─── Dataset

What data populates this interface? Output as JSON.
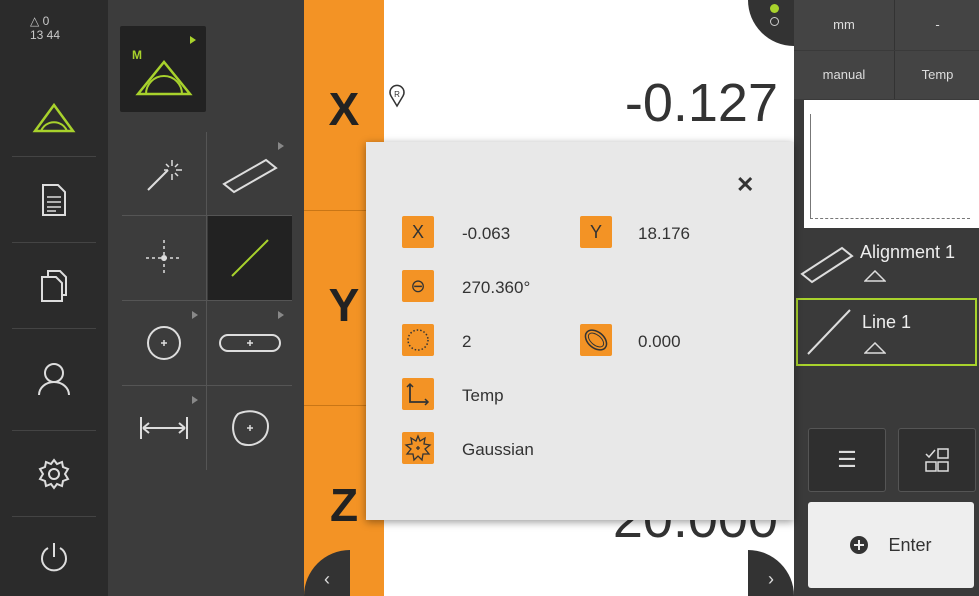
{
  "status": {
    "warning_count": "0",
    "time": "13 44"
  },
  "axes": {
    "x": {
      "label": "X",
      "value": "-0.127"
    },
    "y": {
      "label": "Y"
    },
    "z": {
      "label": "Z",
      "value": "20.000"
    }
  },
  "right_panel": {
    "unit": "mm",
    "unit_right": "-",
    "mode": "manual",
    "coord_system": "Temp",
    "features": [
      {
        "name": "Alignment 1"
      },
      {
        "name": "Line 1"
      }
    ],
    "enter_label": "Enter"
  },
  "popup": {
    "x_label": "X",
    "x_value": "-0.063",
    "y_label": "Y",
    "y_value": "18.176",
    "angle_value": "270.360°",
    "point_count": "2",
    "form_error": "0.000",
    "reference_system": "Temp",
    "filter": "Gaussian",
    "close_symbol": "✕"
  },
  "palette": {
    "measure_mode_label": "M"
  },
  "colors": {
    "accent": "#f39325",
    "measure_green": "#a8d22c",
    "background": "#333333"
  },
  "icons": [
    "warning-triangle-icon",
    "measure-icon",
    "protocol-icon",
    "files-icon",
    "user-icon",
    "settings-icon",
    "power-icon",
    "auto-detect-icon",
    "line-slot-icon",
    "point-icon",
    "line-icon",
    "circle-icon",
    "slot-icon",
    "distance-icon",
    "blob-icon",
    "reference-icon",
    "list-icon",
    "grid-view-icon",
    "plus-circle-icon",
    "chevron-left-icon",
    "chevron-right-icon",
    "angle-icon",
    "points-count-icon",
    "form-error-icon",
    "coord-system-icon",
    "filter-icon"
  ]
}
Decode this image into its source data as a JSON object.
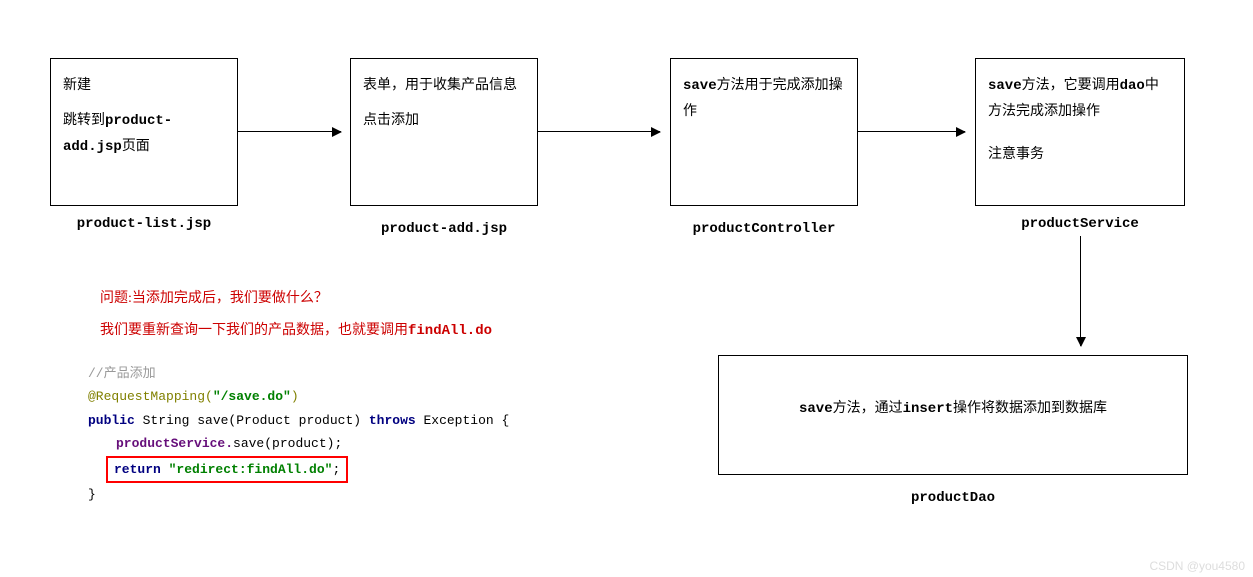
{
  "boxes": {
    "productList": {
      "line1": "新建",
      "line2_a": "跳转到",
      "line2_b": "product-add.jsp",
      "line2_c": "页面",
      "label": "product-list.jsp"
    },
    "productAdd": {
      "line1": "表单，用于收集产品信息",
      "line2": "点击添加",
      "label": "product-add.jsp"
    },
    "controller": {
      "line1_a": "save",
      "line1_b": "方法用于完成添加操作",
      "label": "productController"
    },
    "service": {
      "line1_a": "save",
      "line1_b": "方法，它要调用",
      "line1_c": "dao",
      "line1_d": "中方法完成添加操作",
      "line2": "注意事务",
      "label": "productService"
    },
    "dao": {
      "line1_a": "save",
      "line1_b": "方法，通过",
      "line1_c": "insert",
      "line1_d": "操作将数据添加到数据库",
      "label": "productDao"
    }
  },
  "note": {
    "line1": "问题:当添加完成后，我们要做什么？",
    "line2_a": "我们要重新查询一下我们的产品数据，也就要调用",
    "line2_b": "findAll.do"
  },
  "code": {
    "comment": "//产品添加",
    "anno_pre": "@RequestMapping(",
    "anno_str": "\"/save.do\"",
    "anno_post": ")",
    "sig_public": "public",
    "sig_mid": " String save(Product product) ",
    "sig_throws": "throws",
    "sig_post": " Exception {",
    "call_obj": "productService.",
    "call_rest": "save(product);",
    "ret_kw": "return ",
    "ret_str": "\"redirect:findAll.do\"",
    "ret_semi": ";",
    "close": "}"
  },
  "watermark": "CSDN @you4580"
}
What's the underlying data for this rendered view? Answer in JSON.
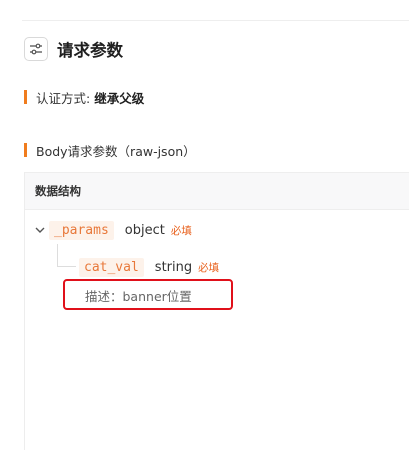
{
  "section": {
    "title": "请求参数",
    "icon": "settings-sliders-icon"
  },
  "auth": {
    "label": "认证方式:",
    "value": "继承父级"
  },
  "body_params": {
    "label": "Body请求参数（raw-json）"
  },
  "table": {
    "header": "数据结构"
  },
  "fields": [
    {
      "name": "_params",
      "type": "object",
      "required": "必填",
      "expanded": true
    },
    {
      "name": "cat_val",
      "type": "string",
      "required": "必填",
      "description": "描述：banner位置"
    }
  ],
  "colors": {
    "accent": "#f07c1e",
    "field_name": "#e8783a",
    "required": "#e8601c",
    "highlight": "#e0101a"
  }
}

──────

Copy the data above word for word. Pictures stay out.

Answer box:
What data populates this interface? Output as JSON.
{
  "status": {
    "warning_count": "0",
    "time": "13 44"
  },
  "axes": {
    "x": {
      "label": "X",
      "value": "-0.127"
    },
    "y": {
      "label": "Y"
    },
    "z": {
      "label": "Z",
      "value": "20.000"
    }
  },
  "right_panel": {
    "unit": "mm",
    "unit_right": "-",
    "mode": "manual",
    "coord_system": "Temp",
    "features": [
      {
        "name": "Alignment 1"
      },
      {
        "name": "Line 1"
      }
    ],
    "enter_label": "Enter"
  },
  "popup": {
    "x_label": "X",
    "x_value": "-0.063",
    "y_label": "Y",
    "y_value": "18.176",
    "angle_value": "270.360°",
    "point_count": "2",
    "form_error": "0.000",
    "reference_system": "Temp",
    "filter": "Gaussian",
    "close_symbol": "✕"
  },
  "palette": {
    "measure_mode_label": "M"
  },
  "colors": {
    "accent": "#f39325",
    "measure_green": "#a8d22c",
    "background": "#333333"
  },
  "icons": [
    "warning-triangle-icon",
    "measure-icon",
    "protocol-icon",
    "files-icon",
    "user-icon",
    "settings-icon",
    "power-icon",
    "auto-detect-icon",
    "line-slot-icon",
    "point-icon",
    "line-icon",
    "circle-icon",
    "slot-icon",
    "distance-icon",
    "blob-icon",
    "reference-icon",
    "list-icon",
    "grid-view-icon",
    "plus-circle-icon",
    "chevron-left-icon",
    "chevron-right-icon",
    "angle-icon",
    "points-count-icon",
    "form-error-icon",
    "coord-system-icon",
    "filter-icon"
  ]
}
Decode this image into its source data as a JSON object.
{
  "boxes": {
    "productList": {
      "line1": "新建",
      "line2_a": "跳转到",
      "line2_b": "product-add.jsp",
      "line2_c": "页面",
      "label": "product-list.jsp"
    },
    "productAdd": {
      "line1": "表单，用于收集产品信息",
      "line2": "点击添加",
      "label": "product-add.jsp"
    },
    "controller": {
      "line1_a": "save",
      "line1_b": "方法用于完成添加操作",
      "label": "productController"
    },
    "service": {
      "line1_a": "save",
      "line1_b": "方法，它要调用",
      "line1_c": "dao",
      "line1_d": "中方法完成添加操作",
      "line2": "注意事务",
      "label": "productService"
    },
    "dao": {
      "line1_a": "save",
      "line1_b": "方法，通过",
      "line1_c": "insert",
      "line1_d": "操作将数据添加到数据库",
      "label": "productDao"
    }
  },
  "note": {
    "line1": "问题:当添加完成后，我们要做什么？",
    "line2_a": "我们要重新查询一下我们的产品数据，也就要调用",
    "line2_b": "findAll.do"
  },
  "code": {
    "comment": "//产品添加",
    "anno_pre": "@RequestMapping(",
    "anno_str": "\"/save.do\"",
    "anno_post": ")",
    "sig_public": "public",
    "sig_mid": " String save(Product product) ",
    "sig_throws": "throws",
    "sig_post": " Exception {",
    "call_obj": "productService.",
    "call_rest": "save(product);",
    "ret_kw": "return ",
    "ret_str": "\"redirect:findAll.do\"",
    "ret_semi": ";",
    "close": "}"
  },
  "watermark": "CSDN @you4580"
}
What's the underlying data for this rendered view? Answer in JSON.
{
  "section": {
    "title": "请求参数",
    "icon": "settings-sliders-icon"
  },
  "auth": {
    "label": "认证方式:",
    "value": "继承父级"
  },
  "body_params": {
    "label": "Body请求参数（raw-json）"
  },
  "table": {
    "header": "数据结构"
  },
  "fields": [
    {
      "name": "_params",
      "type": "object",
      "required": "必填",
      "expanded": true
    },
    {
      "name": "cat_val",
      "type": "string",
      "required": "必填",
      "description": "描述：banner位置"
    }
  ],
  "colors": {
    "accent": "#f07c1e",
    "field_name": "#e8783a",
    "required": "#e8601c",
    "highlight": "#e0101a"
  }
}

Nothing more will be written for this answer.